I love commercial water-based resists for their ease of use. No mixing is involved - just open the bottle and pour! Jacquard, Presist and Inkodye are three of the many brands available. I was introduced to water-based resists years ago when I painted on silk. I created detailed drawings with the resist and then painted inside the lines using silk dyes. When I transitioned to other surface design techniques, I didn't realize how versatile those resists can be. They go way beyond the traditional squeeze-on application. Here are a few of my favorite ways to use them.
I love using my garden as inspiration and as a printing tool! These are printings of rose leaves from my backyard.
I'm drawn to the soft, subtle effect of this piece. It was created by brushing water based resist through a mesh laundry bag.
Compressed sponges are the perfect stamping material. They are very thin, which makes them easy to cut with scissors or a craft knife. Once they are placed under water, they swell to the thickness of a kitchen sponge.
Commercial resists are particularly suited to screenprinting. The consistency is smooth and easily penetrates a silkscreen.

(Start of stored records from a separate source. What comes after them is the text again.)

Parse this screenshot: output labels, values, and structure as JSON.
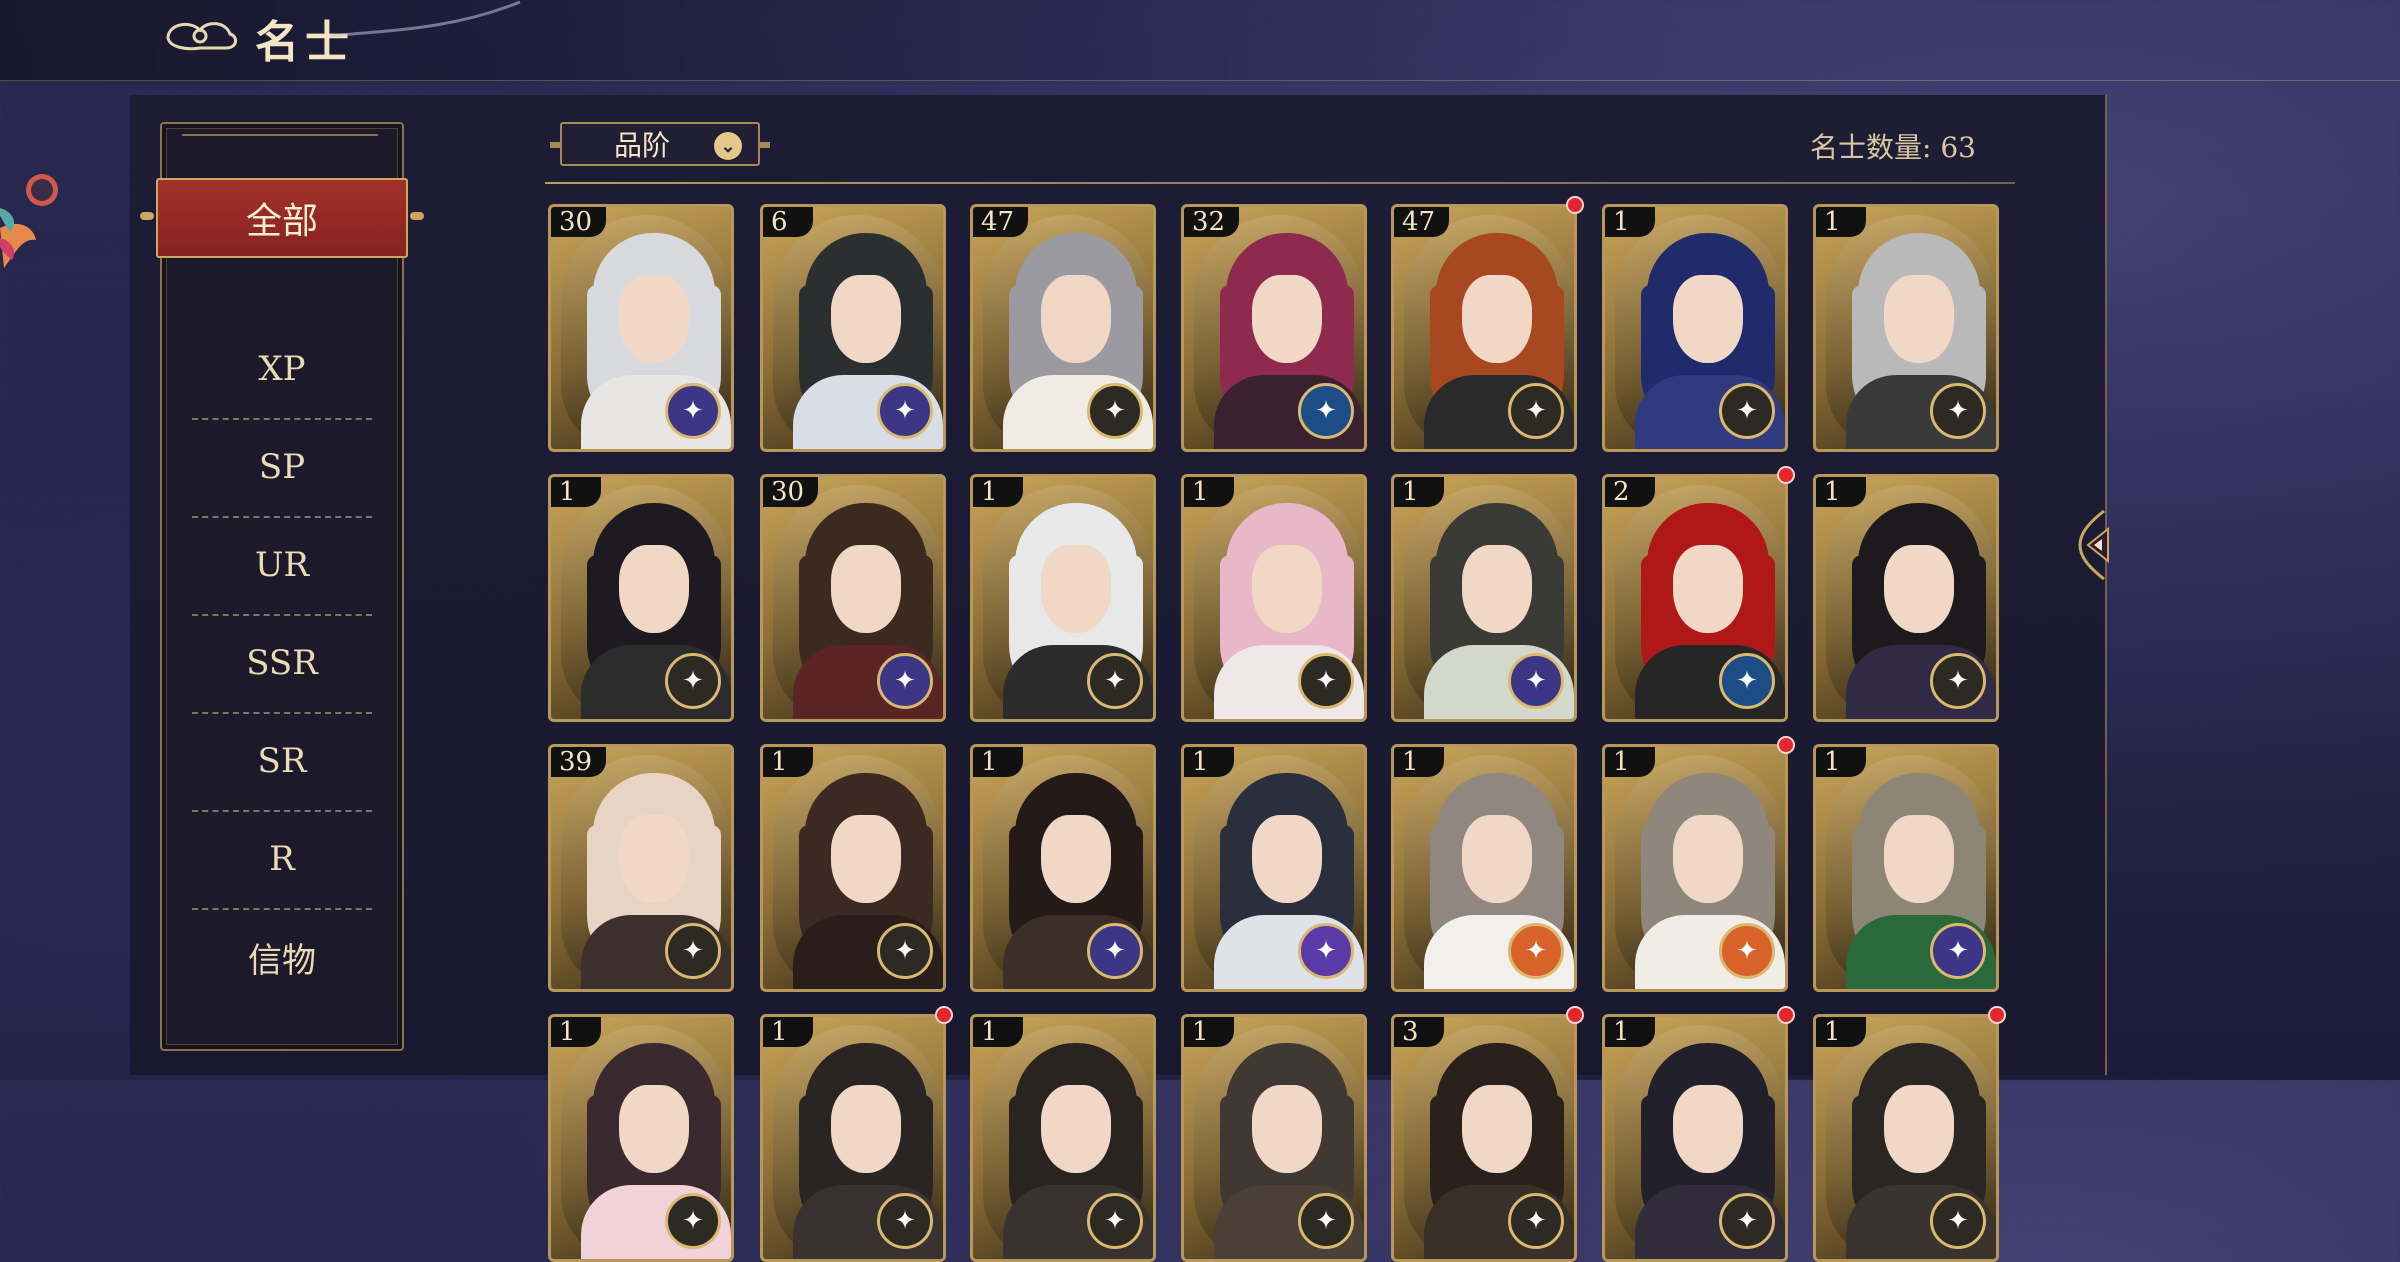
{
  "header": {
    "title": "名士"
  },
  "sidebar": {
    "items": [
      {
        "label": "全部",
        "active": true
      },
      {
        "label": "XP"
      },
      {
        "label": "SP"
      },
      {
        "label": "UR"
      },
      {
        "label": "SSR"
      },
      {
        "label": "SR"
      },
      {
        "label": "R"
      },
      {
        "label": "信物"
      }
    ]
  },
  "filter": {
    "dropdown_label": "品阶",
    "count_label": "名士数量: 63"
  },
  "cards": [
    {
      "level": "30",
      "badge": "purple",
      "red_dot": false,
      "hair": "#d8d9dd",
      "robe": "#e8e6e2"
    },
    {
      "level": "6",
      "badge": "purple",
      "red_dot": false,
      "hair": "#2c2f30",
      "robe": "#d9dde6"
    },
    {
      "level": "47",
      "badge": "gold",
      "red_dot": false,
      "hair": "#9c9aa1",
      "robe": "#f0ece4"
    },
    {
      "level": "32",
      "badge": "blue",
      "red_dot": false,
      "hair": "#8d2a4e",
      "robe": "#3b2030"
    },
    {
      "level": "47",
      "badge": "gold",
      "red_dot": true,
      "hair": "#a84820",
      "robe": "#2a2a2a"
    },
    {
      "level": "1",
      "badge": "gold",
      "red_dot": false,
      "hair": "#1f2b6a",
      "robe": "#2f3a80"
    },
    {
      "level": "1",
      "badge": "gold",
      "red_dot": false,
      "hair": "#b9b9b9",
      "robe": "#3a3a3a"
    },
    {
      "level": "1",
      "badge": "gold",
      "red_dot": false,
      "hair": "#1e1a22",
      "robe": "#2c2c2c"
    },
    {
      "level": "30",
      "badge": "purple",
      "red_dot": false,
      "hair": "#3a2a1f",
      "robe": "#5b2525"
    },
    {
      "level": "1",
      "badge": "gold",
      "red_dot": false,
      "hair": "#e8e8e8",
      "robe": "#2b2b2b"
    },
    {
      "level": "1",
      "badge": "gold",
      "red_dot": false,
      "hair": "#e8b8c8",
      "robe": "#efe8e8"
    },
    {
      "level": "1",
      "badge": "purple",
      "red_dot": false,
      "hair": "#3a3a36",
      "robe": "#d3d8cc"
    },
    {
      "level": "2",
      "badge": "blue",
      "red_dot": true,
      "hair": "#b01818",
      "robe": "#262626"
    },
    {
      "level": "1",
      "badge": "gold",
      "red_dot": false,
      "hair": "#1c1a1c",
      "robe": "#302a44"
    },
    {
      "level": "39",
      "badge": "gold",
      "red_dot": false,
      "hair": "#e8d4c4",
      "robe": "#3b302c"
    },
    {
      "level": "1",
      "badge": "gold",
      "red_dot": false,
      "hair": "#3a2a22",
      "robe": "#2a1e1a"
    },
    {
      "level": "1",
      "badge": "purple",
      "red_dot": false,
      "hair": "#241a18",
      "robe": "#3c2f28"
    },
    {
      "level": "1",
      "badge": "galaxy",
      "red_dot": false,
      "hair": "#2a2f3e",
      "robe": "#e0e2ea"
    },
    {
      "level": "1",
      "badge": "orange",
      "red_dot": false,
      "hair": "#8f8780",
      "robe": "#f2f0ec"
    },
    {
      "level": "1",
      "badge": "orange",
      "red_dot": true,
      "hair": "#8f877c",
      "robe": "#f0ede6"
    },
    {
      "level": "1",
      "badge": "purple",
      "red_dot": false,
      "hair": "#8d8677",
      "robe": "#2a6a3a"
    },
    {
      "level": "1",
      "badge": "gold",
      "red_dot": false,
      "hair": "#3a2a30",
      "robe": "#f1d2d8"
    },
    {
      "level": "1",
      "badge": "gold",
      "red_dot": true,
      "hair": "#2a2424",
      "robe": "#3a3230"
    },
    {
      "level": "1",
      "badge": "gold",
      "red_dot": false,
      "hair": "#2a2420",
      "robe": "#3a3230"
    },
    {
      "level": "1",
      "badge": "gold",
      "red_dot": false,
      "hair": "#403832",
      "robe": "#4a4036"
    },
    {
      "level": "3",
      "badge": "gold",
      "red_dot": true,
      "hair": "#2a201c",
      "robe": "#3a302a"
    },
    {
      "level": "1",
      "badge": "gold",
      "red_dot": true,
      "hair": "#22202a",
      "robe": "#302c3a"
    },
    {
      "level": "1",
      "badge": "gold",
      "red_dot": true,
      "hair": "#2a2624",
      "robe": "#3a3430"
    }
  ],
  "colors": {
    "badge_gold": "#2d2a24",
    "badge_purple": "#3d3585",
    "badge_blue": "#1d4d86",
    "badge_orange": "#d8622a",
    "badge_galaxy": "#5a3aa8",
    "accent_red": "#9c2b26",
    "frame_gold": "#b8975a"
  }
}
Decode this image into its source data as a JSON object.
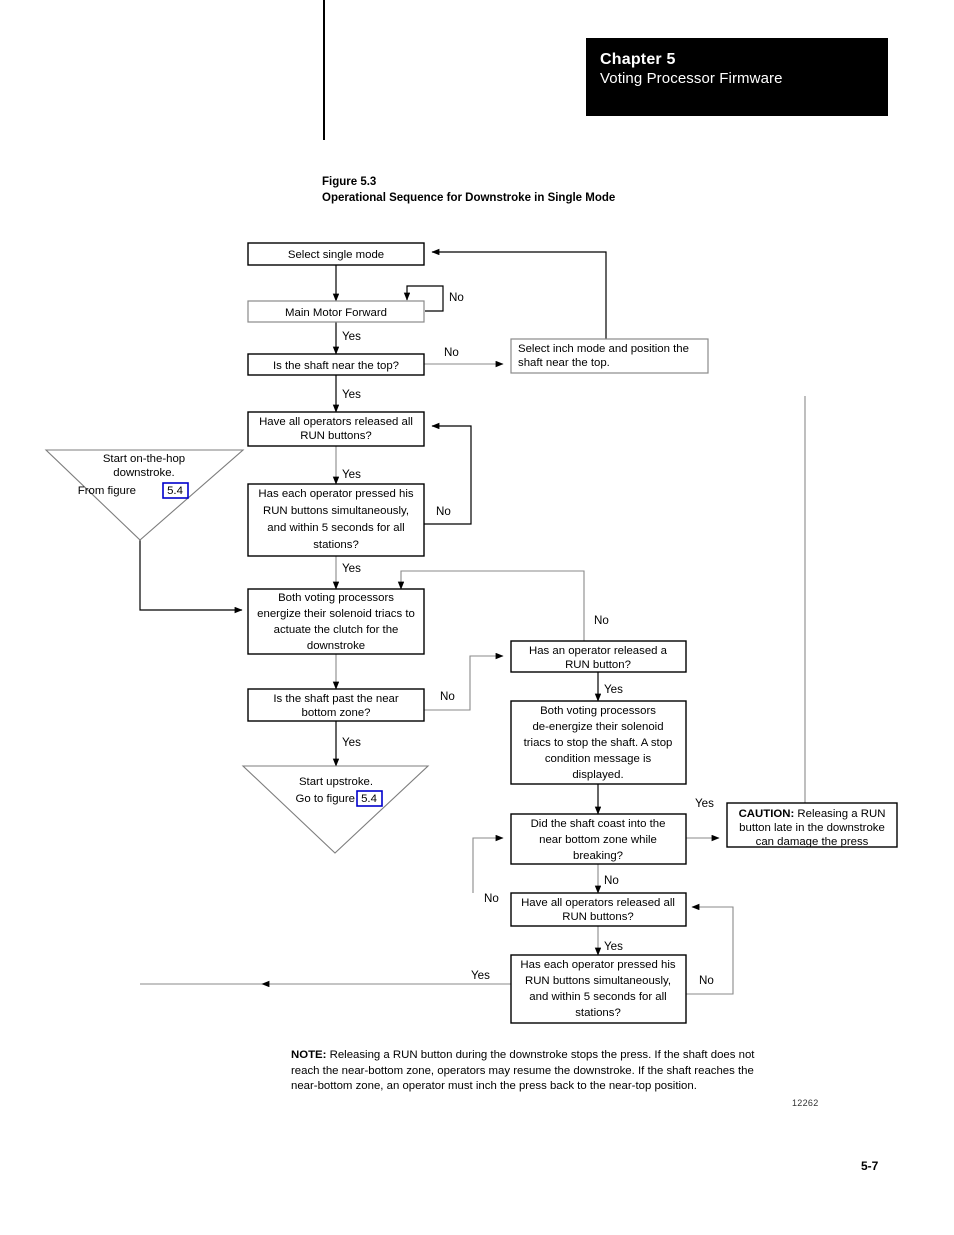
{
  "header": {
    "chapter_label": "Chapter 5",
    "chapter_subtitle": "Voting Processor Firmware"
  },
  "figure": {
    "number_line": "Figure 5.3",
    "title_line": "Operational Sequence for Downstroke in Single Mode",
    "figure_id": "12262"
  },
  "page": {
    "number": "5-7"
  },
  "note": {
    "label": "NOTE:",
    "text": " Releasing a RUN button during the downstroke stops the press. If the shaft does not reach the near-bottom zone, operators may resume the downstroke.  If the shaft reaches the near-bottom zone, an operator must inch the press back to the near-top position."
  },
  "caution": {
    "label": "CAUTION:",
    "line1_rest": " Releasing a RUN",
    "line2": "button late in the downstroke",
    "line3": "can damage the press"
  },
  "flowchart": {
    "type": "flowchart",
    "nodes": [
      {
        "id": "select-single-mode",
        "lines": [
          "Select single mode"
        ]
      },
      {
        "id": "main-motor-forward",
        "lines": [
          "Main Motor Forward"
        ]
      },
      {
        "id": "shaft-near-top",
        "lines": [
          "Is the shaft near the top?"
        ]
      },
      {
        "id": "select-inch-mode",
        "lines": [
          "Select inch mode and position the",
          "shaft near the top."
        ]
      },
      {
        "id": "operators-released-all-run-1",
        "lines": [
          "Have all operators released all",
          "RUN buttons?"
        ]
      },
      {
        "id": "each-operator-pressed-1",
        "lines": [
          "Has each operator pressed his",
          "RUN buttons simultaneously,",
          "and within 5 seconds for all",
          "stations?"
        ]
      },
      {
        "id": "energize-solenoid-triacs",
        "lines": [
          "Both voting processors",
          "energize their solenoid triacs to",
          "actuate the clutch for the",
          "downstroke"
        ]
      },
      {
        "id": "shaft-past-near-bottom",
        "lines": [
          "Is the shaft past the near",
          "bottom zone?"
        ]
      },
      {
        "id": "operator-released-run",
        "lines": [
          "Has an operator released a",
          "RUN button?"
        ]
      },
      {
        "id": "de-energize-solenoid-triacs",
        "lines": [
          "Both voting processors",
          "de-energize their solenoid",
          "triacs to stop the shaft. A stop",
          "condition message is",
          "displayed."
        ]
      },
      {
        "id": "shaft-coast-near-bottom",
        "lines": [
          "Did the shaft coast into the",
          "near bottom zone while",
          "breaking?"
        ]
      },
      {
        "id": "operators-released-all-run-2",
        "lines": [
          "Have all operators released all",
          "RUN buttons?"
        ]
      },
      {
        "id": "each-operator-pressed-2",
        "lines": [
          "Has each operator pressed his",
          "RUN buttons simultaneously,",
          "and within 5 seconds for all",
          "stations?"
        ]
      }
    ],
    "connectors": [
      {
        "id": "start-on-the-hop",
        "lines": [
          "Start on-the-hop",
          "downstroke.",
          "From figure"
        ],
        "link_label": "5.4"
      },
      {
        "id": "start-upstroke",
        "lines": [
          "Start upstroke.",
          "Go to figure"
        ],
        "link_label": "5.4"
      }
    ],
    "edge_labels": {
      "no": "No",
      "yes": "Yes"
    },
    "edges": [
      {
        "from": "select-single-mode",
        "to": "main-motor-forward",
        "label": ""
      },
      {
        "from": "main-motor-forward",
        "to": "main-motor-forward",
        "label": "No"
      },
      {
        "from": "main-motor-forward",
        "to": "shaft-near-top",
        "label": "Yes"
      },
      {
        "from": "shaft-near-top",
        "to": "select-inch-mode",
        "label": "No"
      },
      {
        "from": "select-inch-mode",
        "to": "select-single-mode",
        "label": ""
      },
      {
        "from": "shaft-near-top",
        "to": "operators-released-all-run-1",
        "label": "Yes"
      },
      {
        "from": "operators-released-all-run-1",
        "to": "each-operator-pressed-1",
        "label": "Yes"
      },
      {
        "from": "each-operator-pressed-1",
        "to": "operators-released-all-run-1",
        "label": "No"
      },
      {
        "from": "each-operator-pressed-1",
        "to": "energize-solenoid-triacs",
        "label": "Yes"
      },
      {
        "from": "start-on-the-hop",
        "to": "energize-solenoid-triacs",
        "label": ""
      },
      {
        "from": "energize-solenoid-triacs",
        "to": "shaft-past-near-bottom",
        "label": ""
      },
      {
        "from": "shaft-past-near-bottom",
        "to": "operator-released-run",
        "label": "No"
      },
      {
        "from": "shaft-past-near-bottom",
        "to": "start-upstroke",
        "label": "Yes"
      },
      {
        "from": "operator-released-run",
        "to": "energize-solenoid-triacs",
        "label": "No"
      },
      {
        "from": "operator-released-run",
        "to": "de-energize-solenoid-triacs",
        "label": "Yes"
      },
      {
        "from": "de-energize-solenoid-triacs",
        "to": "shaft-coast-near-bottom",
        "label": ""
      },
      {
        "from": "shaft-coast-near-bottom",
        "to": "caution",
        "label": "Yes"
      },
      {
        "from": "shaft-coast-near-bottom",
        "to": "operators-released-all-run-2",
        "label": "No"
      },
      {
        "from": "operators-released-all-run-2",
        "to": "each-operator-pressed-2",
        "label": "Yes"
      },
      {
        "from": "each-operator-pressed-2",
        "to": "operators-released-all-run-2",
        "label": "No"
      },
      {
        "from": "each-operator-pressed-2",
        "to": "energize-solenoid-triacs",
        "label": "Yes"
      },
      {
        "from": "shaft-coast-near-bottom",
        "to": "shaft-coast-near-bottom",
        "label": "No"
      },
      {
        "from": "caution",
        "to": "select-inch-mode",
        "label": ""
      }
    ]
  }
}
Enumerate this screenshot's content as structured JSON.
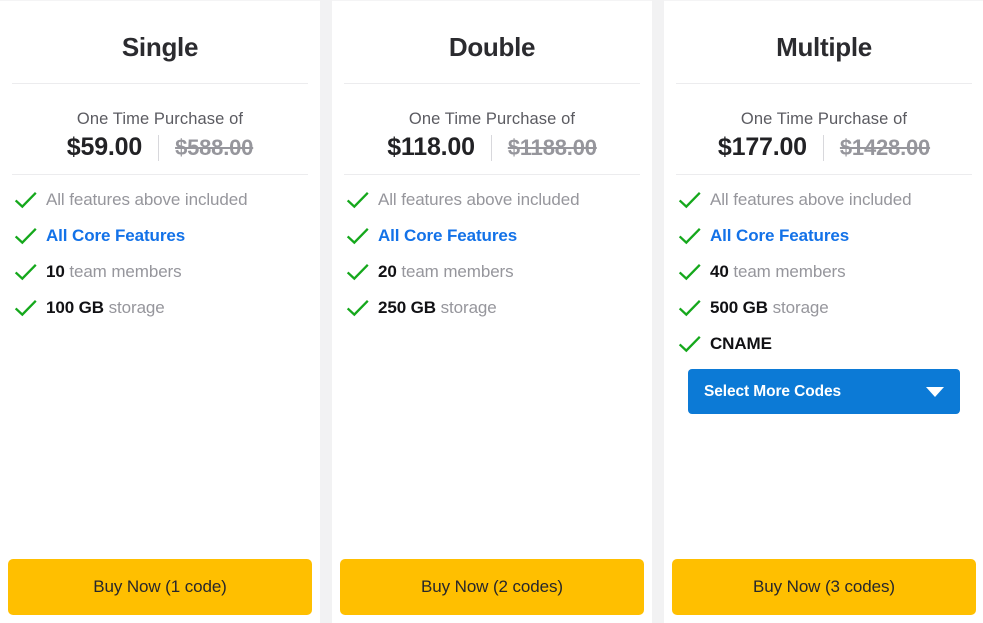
{
  "colors": {
    "accent_blue": "#1372e8",
    "dropdown_blue": "#0c7ad6",
    "buy_yellow": "#ffbf00",
    "check_green": "#15a81c",
    "muted_text": "#96969c",
    "dark_text": "#111114",
    "page_background": "#f2f2f3"
  },
  "plans": [
    {
      "title": "Single",
      "price_caption": "One Time Purchase of",
      "price_now": "$59.00",
      "price_was": "$588.00",
      "features": [
        {
          "prefix": "",
          "text": "All features above included",
          "style": "muted"
        },
        {
          "prefix": "",
          "text": "All Core Features",
          "style": "accent"
        },
        {
          "prefix": "10",
          "text": "team members",
          "style": "muted"
        },
        {
          "prefix": "100 GB",
          "text": "storage",
          "style": "muted"
        }
      ],
      "has_dropdown": false,
      "dropdown_label": "",
      "buy_label": "Buy Now (1 code)"
    },
    {
      "title": "Double",
      "price_caption": "One Time Purchase of",
      "price_now": "$118.00",
      "price_was": "$1188.00",
      "features": [
        {
          "prefix": "",
          "text": "All features above included",
          "style": "muted"
        },
        {
          "prefix": "",
          "text": "All Core Features",
          "style": "accent"
        },
        {
          "prefix": "20",
          "text": "team members",
          "style": "muted"
        },
        {
          "prefix": "250 GB",
          "text": "storage",
          "style": "muted"
        }
      ],
      "has_dropdown": false,
      "dropdown_label": "",
      "buy_label": "Buy Now (2 codes)"
    },
    {
      "title": "Multiple",
      "price_caption": "One Time Purchase of",
      "price_now": "$177.00",
      "price_was": "$1428.00",
      "features": [
        {
          "prefix": "",
          "text": "All features above included",
          "style": "muted"
        },
        {
          "prefix": "",
          "text": "All Core Features",
          "style": "accent"
        },
        {
          "prefix": "40",
          "text": "team members",
          "style": "muted"
        },
        {
          "prefix": "500 GB",
          "text": "storage",
          "style": "muted"
        },
        {
          "prefix": "",
          "text": "CNAME",
          "style": "dark"
        }
      ],
      "has_dropdown": true,
      "dropdown_label": "Select More Codes",
      "buy_label": "Buy Now (3 codes)"
    }
  ],
  "icons": {
    "check": "check-icon",
    "caret": "chevron-down-icon"
  }
}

This is a thermofax image.
Back to the old familiar ways - the resist was applied with a squeeze bottle.
What are your favorite ways of applying water-based resists?
Read my tips for working with resists
Read about working with sugar syrup
Read about working with acrylic medium
Read about working with flour paste
Read about working with oatmeal
Read about working with potato dextrin
Read about working with soy wax
Read about working with commercial resists
Read about working with corn dextrin